Given information section start
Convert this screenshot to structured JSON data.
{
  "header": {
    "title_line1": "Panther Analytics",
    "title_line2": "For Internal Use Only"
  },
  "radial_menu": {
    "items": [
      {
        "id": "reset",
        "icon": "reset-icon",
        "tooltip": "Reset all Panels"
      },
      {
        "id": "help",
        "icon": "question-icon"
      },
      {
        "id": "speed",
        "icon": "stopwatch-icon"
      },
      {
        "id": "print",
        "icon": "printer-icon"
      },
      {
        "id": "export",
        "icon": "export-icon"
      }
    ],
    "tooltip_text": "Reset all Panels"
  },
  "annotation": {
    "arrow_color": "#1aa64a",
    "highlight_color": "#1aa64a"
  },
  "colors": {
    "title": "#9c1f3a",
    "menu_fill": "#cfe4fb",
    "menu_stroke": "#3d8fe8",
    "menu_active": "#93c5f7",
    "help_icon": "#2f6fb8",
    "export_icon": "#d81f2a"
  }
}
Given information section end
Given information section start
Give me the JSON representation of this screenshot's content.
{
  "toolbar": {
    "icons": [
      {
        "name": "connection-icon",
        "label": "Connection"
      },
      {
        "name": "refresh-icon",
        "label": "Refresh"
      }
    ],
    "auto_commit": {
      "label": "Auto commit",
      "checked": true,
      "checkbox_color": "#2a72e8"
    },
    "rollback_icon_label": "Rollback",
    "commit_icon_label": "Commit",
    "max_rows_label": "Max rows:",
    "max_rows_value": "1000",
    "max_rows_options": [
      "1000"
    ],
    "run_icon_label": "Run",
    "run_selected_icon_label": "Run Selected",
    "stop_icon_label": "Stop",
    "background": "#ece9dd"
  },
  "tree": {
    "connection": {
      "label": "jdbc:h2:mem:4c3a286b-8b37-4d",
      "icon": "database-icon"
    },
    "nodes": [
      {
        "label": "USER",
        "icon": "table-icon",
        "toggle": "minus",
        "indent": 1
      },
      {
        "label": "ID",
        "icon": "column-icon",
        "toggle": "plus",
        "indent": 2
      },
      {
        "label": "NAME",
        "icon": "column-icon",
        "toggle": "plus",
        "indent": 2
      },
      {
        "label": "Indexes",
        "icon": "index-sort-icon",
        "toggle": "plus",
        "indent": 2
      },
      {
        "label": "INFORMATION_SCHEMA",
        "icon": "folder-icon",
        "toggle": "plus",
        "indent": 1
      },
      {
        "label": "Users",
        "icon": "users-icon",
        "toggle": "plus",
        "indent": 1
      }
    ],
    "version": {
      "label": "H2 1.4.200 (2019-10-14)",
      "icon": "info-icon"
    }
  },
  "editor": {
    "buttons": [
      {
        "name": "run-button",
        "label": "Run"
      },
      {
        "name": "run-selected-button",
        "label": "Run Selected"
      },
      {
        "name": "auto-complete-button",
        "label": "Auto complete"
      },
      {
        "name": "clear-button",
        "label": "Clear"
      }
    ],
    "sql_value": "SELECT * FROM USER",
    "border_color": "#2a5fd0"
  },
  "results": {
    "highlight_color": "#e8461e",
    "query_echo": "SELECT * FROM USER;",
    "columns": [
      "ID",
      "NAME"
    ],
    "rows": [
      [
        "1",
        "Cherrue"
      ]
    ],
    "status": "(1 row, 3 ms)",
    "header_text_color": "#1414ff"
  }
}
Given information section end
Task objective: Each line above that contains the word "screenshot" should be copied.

Written answer:
Convert this screenshot to structured JSON data.
Give me the JSON representation of this screenshot's content.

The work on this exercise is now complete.